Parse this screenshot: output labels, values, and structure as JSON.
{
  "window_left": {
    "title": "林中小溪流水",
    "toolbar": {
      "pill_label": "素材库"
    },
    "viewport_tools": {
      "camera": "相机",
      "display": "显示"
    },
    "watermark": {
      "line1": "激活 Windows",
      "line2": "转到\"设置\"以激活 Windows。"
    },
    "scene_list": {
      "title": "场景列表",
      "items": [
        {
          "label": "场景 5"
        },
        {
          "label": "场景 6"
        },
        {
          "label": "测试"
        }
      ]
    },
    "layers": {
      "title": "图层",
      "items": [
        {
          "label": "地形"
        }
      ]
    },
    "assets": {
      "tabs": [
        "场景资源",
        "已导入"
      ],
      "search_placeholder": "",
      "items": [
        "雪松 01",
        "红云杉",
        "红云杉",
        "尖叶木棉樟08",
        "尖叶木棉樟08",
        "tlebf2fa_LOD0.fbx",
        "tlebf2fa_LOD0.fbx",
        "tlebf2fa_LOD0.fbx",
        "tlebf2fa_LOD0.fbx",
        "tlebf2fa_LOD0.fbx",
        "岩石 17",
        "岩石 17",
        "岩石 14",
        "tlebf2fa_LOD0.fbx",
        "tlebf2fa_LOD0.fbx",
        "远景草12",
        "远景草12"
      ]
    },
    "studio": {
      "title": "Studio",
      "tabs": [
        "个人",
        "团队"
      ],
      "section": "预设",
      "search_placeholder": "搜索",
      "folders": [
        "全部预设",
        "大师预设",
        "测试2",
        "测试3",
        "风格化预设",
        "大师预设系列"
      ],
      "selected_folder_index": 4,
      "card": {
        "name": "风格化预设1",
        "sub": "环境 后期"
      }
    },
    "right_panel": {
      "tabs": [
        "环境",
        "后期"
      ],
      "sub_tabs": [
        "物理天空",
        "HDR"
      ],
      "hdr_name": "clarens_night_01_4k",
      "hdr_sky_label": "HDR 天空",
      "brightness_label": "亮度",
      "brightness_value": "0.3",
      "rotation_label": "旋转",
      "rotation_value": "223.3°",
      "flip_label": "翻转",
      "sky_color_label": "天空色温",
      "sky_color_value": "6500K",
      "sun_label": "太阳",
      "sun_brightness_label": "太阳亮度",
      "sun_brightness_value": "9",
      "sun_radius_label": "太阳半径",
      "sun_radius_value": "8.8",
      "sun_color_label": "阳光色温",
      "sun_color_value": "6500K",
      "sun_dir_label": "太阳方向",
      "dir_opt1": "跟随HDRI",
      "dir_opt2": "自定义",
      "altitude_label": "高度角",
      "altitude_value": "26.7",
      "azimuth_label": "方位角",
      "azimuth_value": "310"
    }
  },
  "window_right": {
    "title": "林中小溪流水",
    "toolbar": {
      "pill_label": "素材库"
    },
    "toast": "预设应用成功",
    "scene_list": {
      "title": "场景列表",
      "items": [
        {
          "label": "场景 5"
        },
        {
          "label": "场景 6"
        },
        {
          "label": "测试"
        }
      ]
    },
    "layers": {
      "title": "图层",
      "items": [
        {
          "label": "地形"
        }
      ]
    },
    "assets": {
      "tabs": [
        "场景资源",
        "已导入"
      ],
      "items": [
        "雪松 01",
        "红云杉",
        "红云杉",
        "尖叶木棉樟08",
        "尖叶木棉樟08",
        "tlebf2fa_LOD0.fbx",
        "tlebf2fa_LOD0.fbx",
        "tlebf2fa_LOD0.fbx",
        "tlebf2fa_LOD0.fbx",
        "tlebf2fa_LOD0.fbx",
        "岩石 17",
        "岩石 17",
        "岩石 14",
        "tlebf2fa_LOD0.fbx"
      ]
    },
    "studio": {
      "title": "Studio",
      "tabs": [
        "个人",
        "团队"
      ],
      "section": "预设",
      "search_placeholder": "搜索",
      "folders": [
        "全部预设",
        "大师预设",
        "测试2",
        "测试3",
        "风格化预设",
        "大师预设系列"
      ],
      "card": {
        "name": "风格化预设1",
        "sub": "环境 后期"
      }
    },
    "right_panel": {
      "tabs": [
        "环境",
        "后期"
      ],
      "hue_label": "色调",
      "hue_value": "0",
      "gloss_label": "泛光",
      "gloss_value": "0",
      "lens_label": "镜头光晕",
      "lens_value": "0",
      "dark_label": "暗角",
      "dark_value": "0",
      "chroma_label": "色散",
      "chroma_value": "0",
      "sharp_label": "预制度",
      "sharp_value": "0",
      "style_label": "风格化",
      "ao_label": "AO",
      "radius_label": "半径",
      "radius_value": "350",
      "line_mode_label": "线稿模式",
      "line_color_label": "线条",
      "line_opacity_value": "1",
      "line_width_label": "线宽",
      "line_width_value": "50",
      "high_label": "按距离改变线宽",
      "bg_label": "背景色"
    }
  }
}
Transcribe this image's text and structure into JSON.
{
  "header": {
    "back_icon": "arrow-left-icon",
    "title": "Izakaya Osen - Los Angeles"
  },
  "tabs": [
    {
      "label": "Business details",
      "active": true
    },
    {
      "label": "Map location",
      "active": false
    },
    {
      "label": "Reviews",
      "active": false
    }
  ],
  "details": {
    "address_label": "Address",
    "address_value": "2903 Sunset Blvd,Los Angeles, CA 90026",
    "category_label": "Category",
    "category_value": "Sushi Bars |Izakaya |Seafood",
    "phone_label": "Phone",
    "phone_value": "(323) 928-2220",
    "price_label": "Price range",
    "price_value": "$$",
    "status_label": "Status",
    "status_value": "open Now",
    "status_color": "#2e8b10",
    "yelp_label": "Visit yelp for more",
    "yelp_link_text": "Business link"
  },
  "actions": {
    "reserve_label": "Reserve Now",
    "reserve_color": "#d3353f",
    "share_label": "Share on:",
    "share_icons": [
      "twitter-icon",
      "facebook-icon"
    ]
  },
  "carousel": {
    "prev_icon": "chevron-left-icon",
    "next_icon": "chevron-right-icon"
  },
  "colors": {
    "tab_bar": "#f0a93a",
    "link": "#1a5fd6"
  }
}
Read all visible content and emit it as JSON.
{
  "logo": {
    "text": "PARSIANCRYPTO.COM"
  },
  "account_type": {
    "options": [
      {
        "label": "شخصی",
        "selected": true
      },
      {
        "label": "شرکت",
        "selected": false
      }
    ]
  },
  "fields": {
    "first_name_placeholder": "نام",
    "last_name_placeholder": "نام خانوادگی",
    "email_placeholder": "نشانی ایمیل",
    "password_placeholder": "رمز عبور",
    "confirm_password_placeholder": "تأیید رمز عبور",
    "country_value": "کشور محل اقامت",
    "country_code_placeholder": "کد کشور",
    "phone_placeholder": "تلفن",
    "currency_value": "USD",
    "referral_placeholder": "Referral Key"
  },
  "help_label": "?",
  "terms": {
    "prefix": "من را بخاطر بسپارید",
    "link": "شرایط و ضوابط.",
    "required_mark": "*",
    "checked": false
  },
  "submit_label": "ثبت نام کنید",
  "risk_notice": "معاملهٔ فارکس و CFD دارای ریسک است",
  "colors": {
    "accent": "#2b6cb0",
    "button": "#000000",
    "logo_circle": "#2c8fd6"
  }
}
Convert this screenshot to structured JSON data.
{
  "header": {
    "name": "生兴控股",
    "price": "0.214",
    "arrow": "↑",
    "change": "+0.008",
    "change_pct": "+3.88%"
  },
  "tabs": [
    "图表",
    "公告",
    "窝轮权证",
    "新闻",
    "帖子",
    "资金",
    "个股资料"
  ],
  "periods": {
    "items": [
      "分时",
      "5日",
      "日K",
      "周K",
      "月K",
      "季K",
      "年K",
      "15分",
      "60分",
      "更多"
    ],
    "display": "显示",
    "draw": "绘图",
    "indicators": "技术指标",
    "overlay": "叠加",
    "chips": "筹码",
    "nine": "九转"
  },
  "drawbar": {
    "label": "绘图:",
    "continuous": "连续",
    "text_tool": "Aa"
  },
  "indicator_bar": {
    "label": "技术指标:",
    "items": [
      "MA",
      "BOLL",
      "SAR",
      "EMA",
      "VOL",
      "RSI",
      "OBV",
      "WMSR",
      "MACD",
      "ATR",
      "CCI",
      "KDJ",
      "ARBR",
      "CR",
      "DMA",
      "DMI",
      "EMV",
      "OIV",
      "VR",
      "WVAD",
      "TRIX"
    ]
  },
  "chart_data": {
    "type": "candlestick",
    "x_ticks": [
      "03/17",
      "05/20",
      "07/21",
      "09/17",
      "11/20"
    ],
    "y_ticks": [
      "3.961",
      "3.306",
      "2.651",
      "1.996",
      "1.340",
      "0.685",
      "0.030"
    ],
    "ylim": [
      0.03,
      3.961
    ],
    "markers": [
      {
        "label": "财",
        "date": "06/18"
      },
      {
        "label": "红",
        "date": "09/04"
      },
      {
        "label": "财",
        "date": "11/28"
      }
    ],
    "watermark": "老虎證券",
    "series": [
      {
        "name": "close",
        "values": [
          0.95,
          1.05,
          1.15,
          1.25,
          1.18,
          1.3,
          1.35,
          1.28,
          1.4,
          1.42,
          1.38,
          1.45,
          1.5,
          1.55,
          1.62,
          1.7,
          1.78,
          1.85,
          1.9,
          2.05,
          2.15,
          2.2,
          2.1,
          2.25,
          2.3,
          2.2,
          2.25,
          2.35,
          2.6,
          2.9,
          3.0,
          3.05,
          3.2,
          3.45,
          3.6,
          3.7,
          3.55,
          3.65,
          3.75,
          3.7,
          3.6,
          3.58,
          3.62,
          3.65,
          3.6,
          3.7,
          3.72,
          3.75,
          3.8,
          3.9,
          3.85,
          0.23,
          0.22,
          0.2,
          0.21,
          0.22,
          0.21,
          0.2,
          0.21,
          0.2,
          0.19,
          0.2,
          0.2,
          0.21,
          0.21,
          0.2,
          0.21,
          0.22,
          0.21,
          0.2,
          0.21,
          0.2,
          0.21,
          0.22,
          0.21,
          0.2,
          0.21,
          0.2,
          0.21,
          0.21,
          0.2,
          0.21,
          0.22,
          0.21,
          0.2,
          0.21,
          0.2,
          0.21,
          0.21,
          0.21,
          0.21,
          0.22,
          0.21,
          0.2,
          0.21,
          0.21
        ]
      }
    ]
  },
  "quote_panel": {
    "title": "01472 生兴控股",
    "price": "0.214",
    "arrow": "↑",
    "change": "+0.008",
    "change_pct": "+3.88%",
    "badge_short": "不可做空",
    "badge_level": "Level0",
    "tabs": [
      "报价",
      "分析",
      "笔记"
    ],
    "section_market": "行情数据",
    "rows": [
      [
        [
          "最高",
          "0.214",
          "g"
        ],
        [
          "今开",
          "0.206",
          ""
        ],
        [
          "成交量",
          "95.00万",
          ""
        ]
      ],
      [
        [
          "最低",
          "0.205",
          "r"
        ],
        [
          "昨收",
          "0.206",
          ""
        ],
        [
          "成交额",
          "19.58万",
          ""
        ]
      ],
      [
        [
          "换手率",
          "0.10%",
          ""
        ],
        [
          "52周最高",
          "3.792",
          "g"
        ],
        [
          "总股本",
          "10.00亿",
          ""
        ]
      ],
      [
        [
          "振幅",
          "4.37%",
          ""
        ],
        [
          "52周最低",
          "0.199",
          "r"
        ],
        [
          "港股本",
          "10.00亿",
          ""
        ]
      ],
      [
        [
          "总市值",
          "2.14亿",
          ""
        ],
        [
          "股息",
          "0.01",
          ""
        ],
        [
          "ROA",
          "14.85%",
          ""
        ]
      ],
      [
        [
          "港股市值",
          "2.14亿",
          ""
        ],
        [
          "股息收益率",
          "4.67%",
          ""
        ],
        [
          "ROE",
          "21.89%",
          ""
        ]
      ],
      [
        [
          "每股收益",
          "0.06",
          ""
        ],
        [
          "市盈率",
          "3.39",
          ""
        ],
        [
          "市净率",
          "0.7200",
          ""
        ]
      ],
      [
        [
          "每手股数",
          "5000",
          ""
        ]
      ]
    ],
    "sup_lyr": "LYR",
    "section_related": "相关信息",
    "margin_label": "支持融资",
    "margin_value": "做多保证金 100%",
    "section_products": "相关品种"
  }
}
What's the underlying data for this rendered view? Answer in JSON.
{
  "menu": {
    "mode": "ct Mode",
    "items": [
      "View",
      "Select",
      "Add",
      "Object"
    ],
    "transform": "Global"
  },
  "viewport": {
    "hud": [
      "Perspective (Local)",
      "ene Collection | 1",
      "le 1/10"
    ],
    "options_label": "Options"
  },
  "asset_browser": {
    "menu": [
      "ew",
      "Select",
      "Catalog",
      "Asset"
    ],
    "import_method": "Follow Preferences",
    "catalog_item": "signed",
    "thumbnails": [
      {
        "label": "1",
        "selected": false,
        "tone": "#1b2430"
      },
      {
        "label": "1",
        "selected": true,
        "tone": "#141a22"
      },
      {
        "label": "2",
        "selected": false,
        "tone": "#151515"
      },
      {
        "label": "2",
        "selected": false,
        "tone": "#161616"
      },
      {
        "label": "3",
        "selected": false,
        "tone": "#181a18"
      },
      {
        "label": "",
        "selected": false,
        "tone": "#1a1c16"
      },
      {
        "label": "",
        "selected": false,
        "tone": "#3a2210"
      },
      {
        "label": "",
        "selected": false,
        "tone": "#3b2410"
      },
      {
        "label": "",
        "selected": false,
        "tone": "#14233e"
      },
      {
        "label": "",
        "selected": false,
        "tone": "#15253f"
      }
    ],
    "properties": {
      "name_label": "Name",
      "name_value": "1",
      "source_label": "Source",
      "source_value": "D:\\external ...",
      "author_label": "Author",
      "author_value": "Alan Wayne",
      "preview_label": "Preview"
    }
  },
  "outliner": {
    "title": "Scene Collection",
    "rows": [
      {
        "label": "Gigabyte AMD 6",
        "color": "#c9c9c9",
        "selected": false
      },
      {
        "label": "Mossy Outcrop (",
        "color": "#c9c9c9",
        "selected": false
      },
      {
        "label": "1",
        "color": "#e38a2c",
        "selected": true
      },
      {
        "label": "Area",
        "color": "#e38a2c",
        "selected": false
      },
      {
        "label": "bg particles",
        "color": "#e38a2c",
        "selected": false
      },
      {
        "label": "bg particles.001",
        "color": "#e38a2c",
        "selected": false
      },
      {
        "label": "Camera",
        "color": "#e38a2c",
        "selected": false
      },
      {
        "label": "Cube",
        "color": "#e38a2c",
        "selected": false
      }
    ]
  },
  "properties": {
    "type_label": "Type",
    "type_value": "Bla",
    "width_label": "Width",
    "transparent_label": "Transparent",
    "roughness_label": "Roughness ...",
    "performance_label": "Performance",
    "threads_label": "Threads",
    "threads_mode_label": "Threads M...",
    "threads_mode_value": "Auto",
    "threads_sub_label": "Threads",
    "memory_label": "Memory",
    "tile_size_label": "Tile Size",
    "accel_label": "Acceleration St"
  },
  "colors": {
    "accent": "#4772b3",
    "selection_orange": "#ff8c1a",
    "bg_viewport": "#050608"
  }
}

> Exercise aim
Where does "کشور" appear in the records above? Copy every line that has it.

> Response to this task
    "country_value": "کشور محل اقامت",
    "country_code_placeholder": "کد کشور",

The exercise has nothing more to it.